[Data excerpts]
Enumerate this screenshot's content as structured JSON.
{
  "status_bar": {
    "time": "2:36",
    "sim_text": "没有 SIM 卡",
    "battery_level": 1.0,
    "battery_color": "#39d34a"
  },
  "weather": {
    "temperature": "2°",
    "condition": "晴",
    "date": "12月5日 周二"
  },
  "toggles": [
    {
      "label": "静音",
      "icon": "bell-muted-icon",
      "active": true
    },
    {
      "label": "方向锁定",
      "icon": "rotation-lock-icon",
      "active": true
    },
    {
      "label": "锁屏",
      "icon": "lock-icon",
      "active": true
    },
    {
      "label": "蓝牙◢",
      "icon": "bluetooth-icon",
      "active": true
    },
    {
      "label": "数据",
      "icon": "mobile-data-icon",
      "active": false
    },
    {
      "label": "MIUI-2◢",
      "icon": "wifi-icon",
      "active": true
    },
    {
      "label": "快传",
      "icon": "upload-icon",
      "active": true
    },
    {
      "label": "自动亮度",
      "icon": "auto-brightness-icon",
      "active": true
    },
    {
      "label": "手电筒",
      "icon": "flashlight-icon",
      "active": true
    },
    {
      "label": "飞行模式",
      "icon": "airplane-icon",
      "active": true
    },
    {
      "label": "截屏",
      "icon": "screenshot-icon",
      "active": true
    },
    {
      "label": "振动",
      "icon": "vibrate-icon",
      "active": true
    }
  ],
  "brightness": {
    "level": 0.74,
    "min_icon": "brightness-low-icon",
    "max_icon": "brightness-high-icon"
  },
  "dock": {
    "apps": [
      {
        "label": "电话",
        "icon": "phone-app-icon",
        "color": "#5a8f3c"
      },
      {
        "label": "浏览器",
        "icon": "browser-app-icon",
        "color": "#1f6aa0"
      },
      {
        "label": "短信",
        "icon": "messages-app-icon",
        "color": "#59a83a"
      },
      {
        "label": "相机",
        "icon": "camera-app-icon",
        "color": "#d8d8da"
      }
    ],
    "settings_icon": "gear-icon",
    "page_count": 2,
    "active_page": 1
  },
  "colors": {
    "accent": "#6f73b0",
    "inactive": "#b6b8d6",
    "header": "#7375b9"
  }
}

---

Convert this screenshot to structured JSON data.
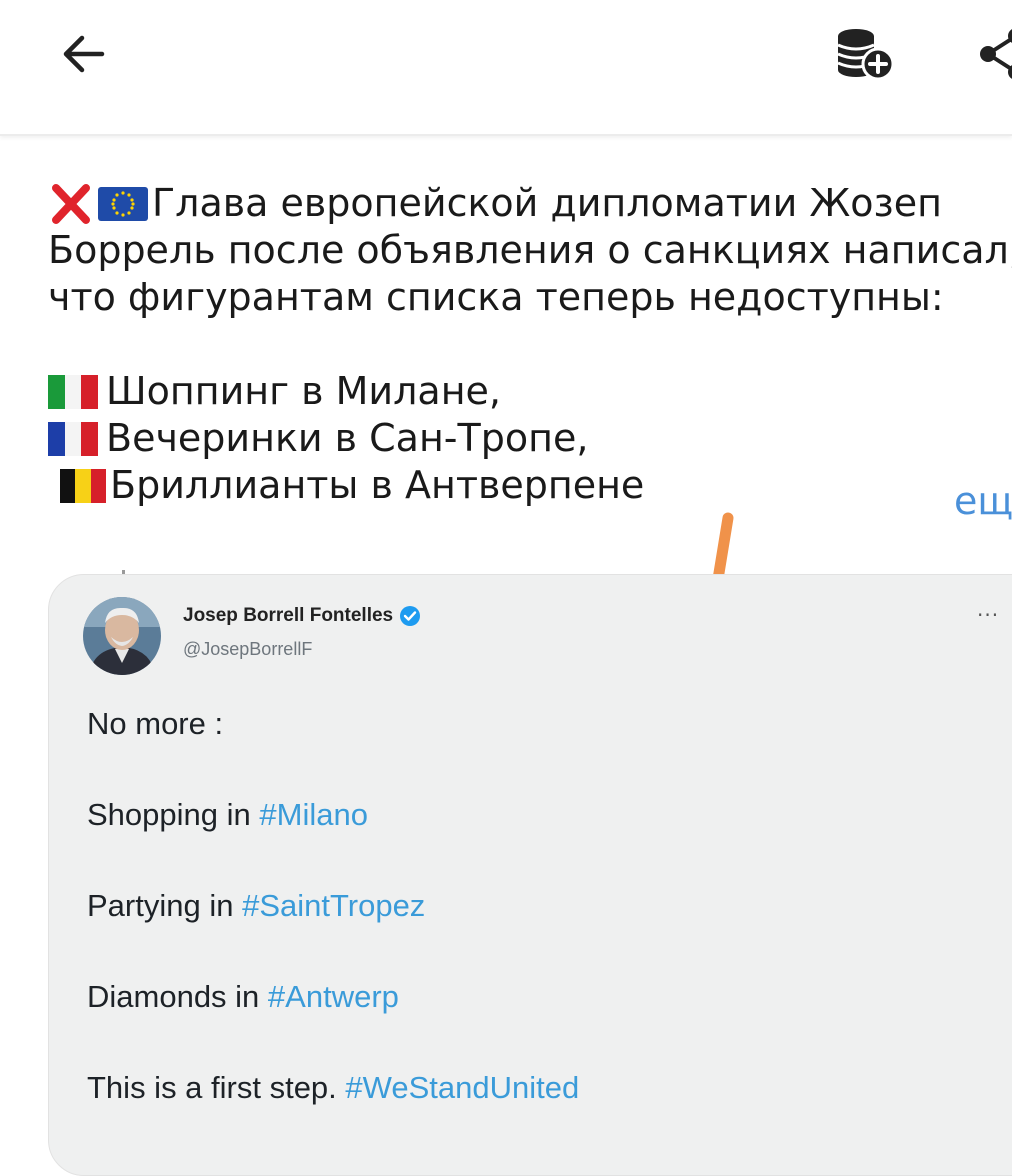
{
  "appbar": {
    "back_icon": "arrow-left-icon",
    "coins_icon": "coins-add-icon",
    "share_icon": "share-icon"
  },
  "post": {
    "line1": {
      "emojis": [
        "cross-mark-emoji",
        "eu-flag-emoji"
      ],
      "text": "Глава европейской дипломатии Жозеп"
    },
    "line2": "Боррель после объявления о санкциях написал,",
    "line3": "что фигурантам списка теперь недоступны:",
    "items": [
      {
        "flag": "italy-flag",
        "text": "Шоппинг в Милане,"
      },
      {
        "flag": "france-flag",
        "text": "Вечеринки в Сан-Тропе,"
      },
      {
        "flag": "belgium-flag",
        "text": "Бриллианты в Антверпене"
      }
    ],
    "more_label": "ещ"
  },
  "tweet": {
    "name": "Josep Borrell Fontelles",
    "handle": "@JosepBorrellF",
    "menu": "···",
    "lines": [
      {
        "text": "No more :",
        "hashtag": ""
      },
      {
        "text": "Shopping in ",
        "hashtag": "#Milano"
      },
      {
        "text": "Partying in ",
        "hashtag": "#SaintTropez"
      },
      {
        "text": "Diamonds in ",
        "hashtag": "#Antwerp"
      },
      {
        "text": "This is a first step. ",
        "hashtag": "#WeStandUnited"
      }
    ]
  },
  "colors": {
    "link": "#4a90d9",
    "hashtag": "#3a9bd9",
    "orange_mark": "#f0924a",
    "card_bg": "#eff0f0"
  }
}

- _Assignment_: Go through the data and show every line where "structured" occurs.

- _Solution_:
Enumerate this screenshot's content as structured JSON.
Convert this screenshot to structured JSON data.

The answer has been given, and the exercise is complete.